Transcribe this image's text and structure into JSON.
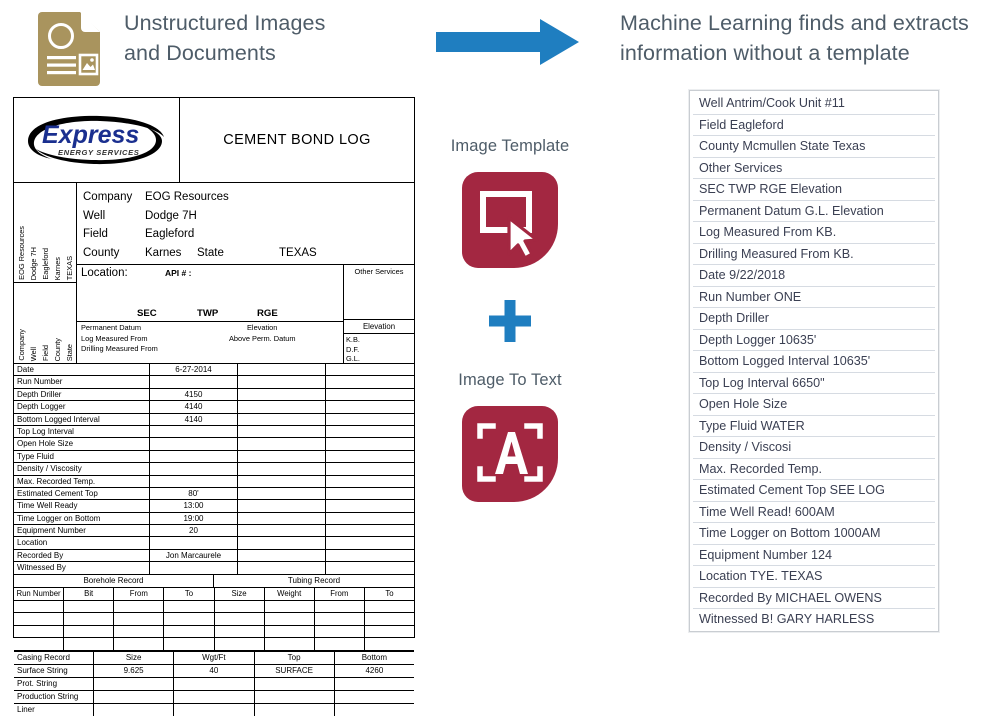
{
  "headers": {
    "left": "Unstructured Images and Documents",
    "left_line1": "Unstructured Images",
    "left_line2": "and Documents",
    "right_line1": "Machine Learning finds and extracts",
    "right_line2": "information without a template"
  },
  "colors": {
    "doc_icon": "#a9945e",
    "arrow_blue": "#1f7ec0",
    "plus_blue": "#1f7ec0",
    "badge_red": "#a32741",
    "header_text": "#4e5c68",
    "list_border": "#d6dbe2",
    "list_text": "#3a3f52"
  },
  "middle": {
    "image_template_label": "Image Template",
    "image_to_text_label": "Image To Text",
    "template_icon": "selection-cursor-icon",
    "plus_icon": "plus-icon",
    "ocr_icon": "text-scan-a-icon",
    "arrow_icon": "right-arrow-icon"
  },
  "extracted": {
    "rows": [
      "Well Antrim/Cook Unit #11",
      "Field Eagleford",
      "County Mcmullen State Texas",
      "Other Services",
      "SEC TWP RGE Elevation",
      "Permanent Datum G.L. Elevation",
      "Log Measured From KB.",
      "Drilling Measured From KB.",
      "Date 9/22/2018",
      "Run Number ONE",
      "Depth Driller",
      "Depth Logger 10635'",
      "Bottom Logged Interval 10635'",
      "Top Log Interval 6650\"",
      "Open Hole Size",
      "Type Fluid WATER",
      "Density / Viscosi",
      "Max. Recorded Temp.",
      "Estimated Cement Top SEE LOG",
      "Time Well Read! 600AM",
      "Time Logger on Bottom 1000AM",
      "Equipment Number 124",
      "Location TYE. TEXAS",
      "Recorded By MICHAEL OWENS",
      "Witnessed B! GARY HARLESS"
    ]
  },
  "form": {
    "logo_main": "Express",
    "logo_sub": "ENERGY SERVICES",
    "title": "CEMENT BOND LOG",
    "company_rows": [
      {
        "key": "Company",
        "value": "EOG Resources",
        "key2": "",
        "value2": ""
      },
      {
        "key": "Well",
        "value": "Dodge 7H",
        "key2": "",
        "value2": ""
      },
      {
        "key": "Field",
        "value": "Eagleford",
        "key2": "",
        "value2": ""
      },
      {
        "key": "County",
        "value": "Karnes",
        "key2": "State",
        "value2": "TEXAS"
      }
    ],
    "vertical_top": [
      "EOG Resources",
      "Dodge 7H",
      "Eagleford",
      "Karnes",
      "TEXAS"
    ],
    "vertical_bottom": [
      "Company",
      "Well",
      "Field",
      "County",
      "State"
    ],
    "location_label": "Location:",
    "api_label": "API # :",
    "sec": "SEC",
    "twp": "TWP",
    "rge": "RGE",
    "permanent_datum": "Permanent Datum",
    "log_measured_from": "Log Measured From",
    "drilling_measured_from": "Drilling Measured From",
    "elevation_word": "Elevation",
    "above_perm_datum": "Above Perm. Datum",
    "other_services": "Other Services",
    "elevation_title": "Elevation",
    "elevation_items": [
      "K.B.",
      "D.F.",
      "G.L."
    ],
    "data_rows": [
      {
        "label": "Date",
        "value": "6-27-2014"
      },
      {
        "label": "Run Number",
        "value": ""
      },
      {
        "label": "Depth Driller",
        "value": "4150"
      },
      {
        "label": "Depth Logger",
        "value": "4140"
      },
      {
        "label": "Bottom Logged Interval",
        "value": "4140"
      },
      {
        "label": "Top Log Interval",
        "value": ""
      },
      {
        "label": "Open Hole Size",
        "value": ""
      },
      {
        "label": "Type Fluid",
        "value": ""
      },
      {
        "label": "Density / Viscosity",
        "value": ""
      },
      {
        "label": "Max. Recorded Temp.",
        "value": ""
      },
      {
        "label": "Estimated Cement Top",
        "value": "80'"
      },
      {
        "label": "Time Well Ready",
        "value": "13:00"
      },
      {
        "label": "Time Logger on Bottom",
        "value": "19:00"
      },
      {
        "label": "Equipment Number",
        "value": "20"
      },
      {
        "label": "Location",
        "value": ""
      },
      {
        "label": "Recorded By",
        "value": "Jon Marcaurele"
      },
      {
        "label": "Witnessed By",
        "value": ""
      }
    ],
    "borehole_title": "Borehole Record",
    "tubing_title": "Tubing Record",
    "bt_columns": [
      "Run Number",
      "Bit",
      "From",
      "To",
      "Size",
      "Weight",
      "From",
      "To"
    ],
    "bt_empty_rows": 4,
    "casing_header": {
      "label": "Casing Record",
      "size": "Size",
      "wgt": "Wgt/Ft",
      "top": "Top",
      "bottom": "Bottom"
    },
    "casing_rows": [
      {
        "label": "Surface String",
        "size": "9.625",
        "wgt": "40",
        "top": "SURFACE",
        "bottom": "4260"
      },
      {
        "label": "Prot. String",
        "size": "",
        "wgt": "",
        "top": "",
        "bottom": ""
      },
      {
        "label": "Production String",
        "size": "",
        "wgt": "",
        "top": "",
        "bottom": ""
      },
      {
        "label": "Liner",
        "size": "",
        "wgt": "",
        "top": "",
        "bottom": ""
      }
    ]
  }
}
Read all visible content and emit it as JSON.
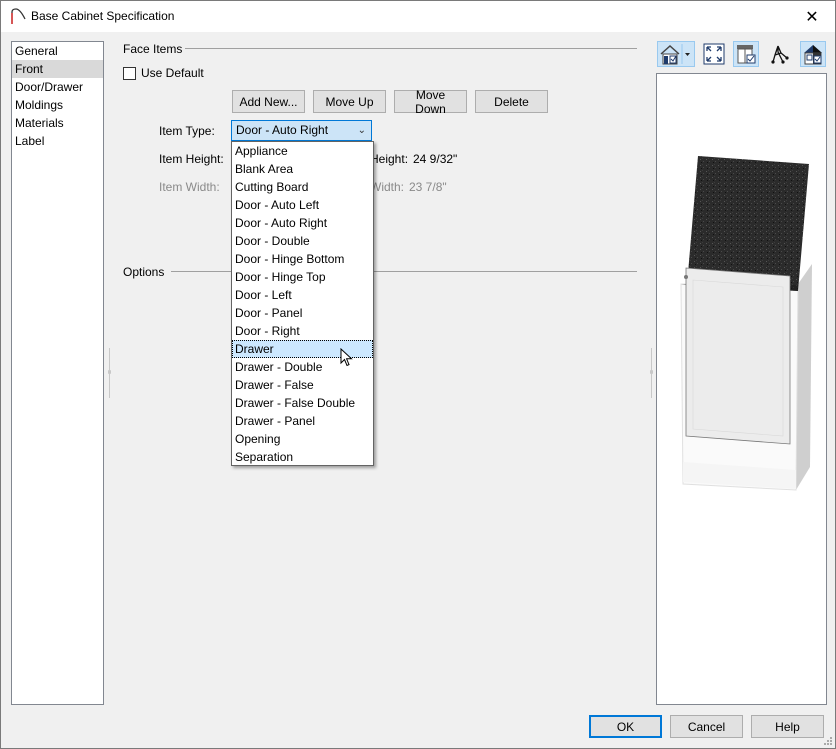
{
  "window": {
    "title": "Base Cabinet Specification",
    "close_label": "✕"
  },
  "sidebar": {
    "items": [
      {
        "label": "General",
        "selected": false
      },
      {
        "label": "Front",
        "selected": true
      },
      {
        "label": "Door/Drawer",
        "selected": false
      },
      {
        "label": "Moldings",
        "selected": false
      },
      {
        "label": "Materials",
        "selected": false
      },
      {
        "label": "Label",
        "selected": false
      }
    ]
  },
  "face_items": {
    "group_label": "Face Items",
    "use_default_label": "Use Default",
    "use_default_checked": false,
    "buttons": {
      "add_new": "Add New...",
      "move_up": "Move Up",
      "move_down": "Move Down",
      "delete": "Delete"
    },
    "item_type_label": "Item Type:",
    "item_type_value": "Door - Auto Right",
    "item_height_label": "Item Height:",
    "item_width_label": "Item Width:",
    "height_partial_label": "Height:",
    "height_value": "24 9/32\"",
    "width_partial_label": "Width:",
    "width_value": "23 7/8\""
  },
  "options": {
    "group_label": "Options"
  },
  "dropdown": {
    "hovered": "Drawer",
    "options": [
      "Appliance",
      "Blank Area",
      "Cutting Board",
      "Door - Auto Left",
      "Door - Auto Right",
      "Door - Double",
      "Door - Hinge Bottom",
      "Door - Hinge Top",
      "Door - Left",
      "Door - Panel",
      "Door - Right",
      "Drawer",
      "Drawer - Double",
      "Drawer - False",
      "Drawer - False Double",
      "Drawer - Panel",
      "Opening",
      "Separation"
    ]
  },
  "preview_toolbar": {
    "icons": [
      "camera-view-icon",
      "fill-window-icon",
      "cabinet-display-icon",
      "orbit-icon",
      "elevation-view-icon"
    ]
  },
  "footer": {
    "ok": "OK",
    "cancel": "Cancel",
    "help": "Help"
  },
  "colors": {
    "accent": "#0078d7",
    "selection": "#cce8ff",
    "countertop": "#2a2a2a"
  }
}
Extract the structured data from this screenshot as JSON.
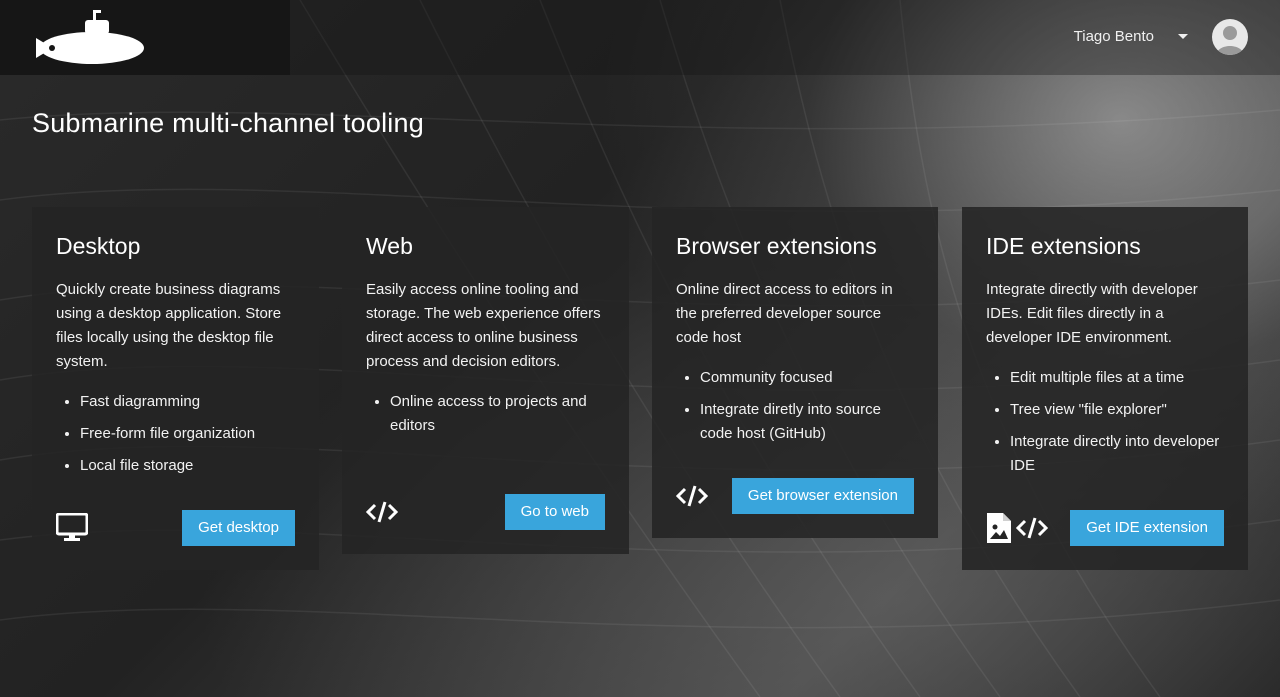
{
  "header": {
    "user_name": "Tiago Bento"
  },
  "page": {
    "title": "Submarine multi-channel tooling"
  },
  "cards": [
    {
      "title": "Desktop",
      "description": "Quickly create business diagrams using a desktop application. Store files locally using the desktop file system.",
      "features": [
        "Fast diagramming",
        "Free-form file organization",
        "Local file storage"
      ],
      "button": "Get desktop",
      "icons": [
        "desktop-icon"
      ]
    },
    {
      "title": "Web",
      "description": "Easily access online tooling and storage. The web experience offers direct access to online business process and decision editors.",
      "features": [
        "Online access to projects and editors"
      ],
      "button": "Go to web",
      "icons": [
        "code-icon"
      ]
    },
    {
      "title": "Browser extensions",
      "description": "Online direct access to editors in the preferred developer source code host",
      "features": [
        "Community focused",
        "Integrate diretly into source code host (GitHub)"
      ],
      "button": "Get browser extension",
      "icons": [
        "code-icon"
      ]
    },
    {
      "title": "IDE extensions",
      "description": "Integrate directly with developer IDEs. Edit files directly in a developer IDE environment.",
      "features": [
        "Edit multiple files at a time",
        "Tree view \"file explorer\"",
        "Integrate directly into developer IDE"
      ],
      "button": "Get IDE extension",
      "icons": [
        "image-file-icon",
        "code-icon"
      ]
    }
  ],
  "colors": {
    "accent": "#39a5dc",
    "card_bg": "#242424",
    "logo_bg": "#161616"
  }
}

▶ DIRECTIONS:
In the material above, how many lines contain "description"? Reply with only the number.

▶ WRITTEN RESPONSE:
4